REQUIRED ACTION: When a line in the entries below contains the word "date", copy that line.

TASK INPUT:

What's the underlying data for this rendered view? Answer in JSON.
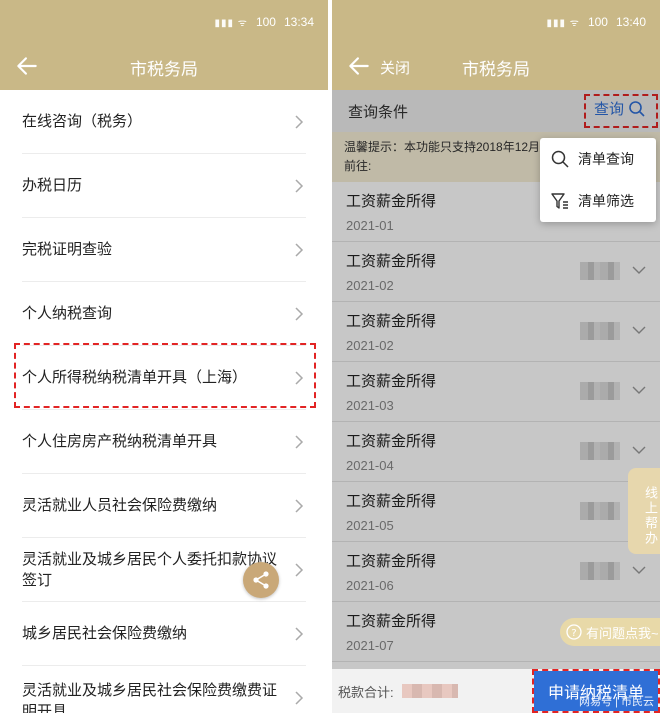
{
  "left": {
    "status": {
      "time": "13:34",
      "battery": "100"
    },
    "header": {
      "title": "市税务局"
    },
    "items": [
      {
        "label": "在线咨询（税务）"
      },
      {
        "label": "办税日历"
      },
      {
        "label": "完税证明查验"
      },
      {
        "label": "个人纳税查询"
      },
      {
        "label": "个人所得税纳税清单开具（上海）"
      },
      {
        "label": "个人住房房产税纳税清单开具"
      },
      {
        "label": "灵活就业人员社会保险费缴纳"
      },
      {
        "label": "灵活就业及城乡居民个人委托扣款协议签订"
      },
      {
        "label": "城乡居民社会保险费缴纳"
      },
      {
        "label": "灵活就业及城乡居民社会保险费缴费证明开具"
      }
    ]
  },
  "right": {
    "status": {
      "time": "13:40",
      "battery": "100"
    },
    "header": {
      "title": "市税务局",
      "close_label": "关闭"
    },
    "query": {
      "title": "查询条件",
      "button": "查询"
    },
    "tip": {
      "line1": "温馨提示：本功能只支持2018年12月",
      "line2": "前往:"
    },
    "dropdown": [
      {
        "label": "清单查询",
        "icon": "search-icon"
      },
      {
        "label": "清单筛选",
        "icon": "filter-icon"
      }
    ],
    "records": [
      {
        "name": "工资薪金所得",
        "date": "2021-01"
      },
      {
        "name": "工资薪金所得",
        "date": "2021-02"
      },
      {
        "name": "工资薪金所得",
        "date": "2021-02"
      },
      {
        "name": "工资薪金所得",
        "date": "2021-03"
      },
      {
        "name": "工资薪金所得",
        "date": "2021-04"
      },
      {
        "name": "工资薪金所得",
        "date": "2021-05"
      },
      {
        "name": "工资薪金所得",
        "date": "2021-06"
      },
      {
        "name": "工资薪金所得",
        "date": "2021-07"
      }
    ],
    "online_help": "线上帮办",
    "faq": "有问题点我~",
    "footer": {
      "total_label": "税款合计:",
      "apply_button": "申请纳税清单"
    },
    "watermark": "网易号 | 市民云"
  },
  "colors": {
    "header": "#c9b887",
    "primary": "#2f6fd6",
    "highlight": "#e22424"
  }
}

SOLUTION TO THIS TASK:
        "date": "2021-01"
        "date": "2021-02"
        "date": "2021-02"
        "date": "2021-03"
        "date": "2021-04"
        "date": "2021-05"
        "date": "2021-06"
        "date": "2021-07"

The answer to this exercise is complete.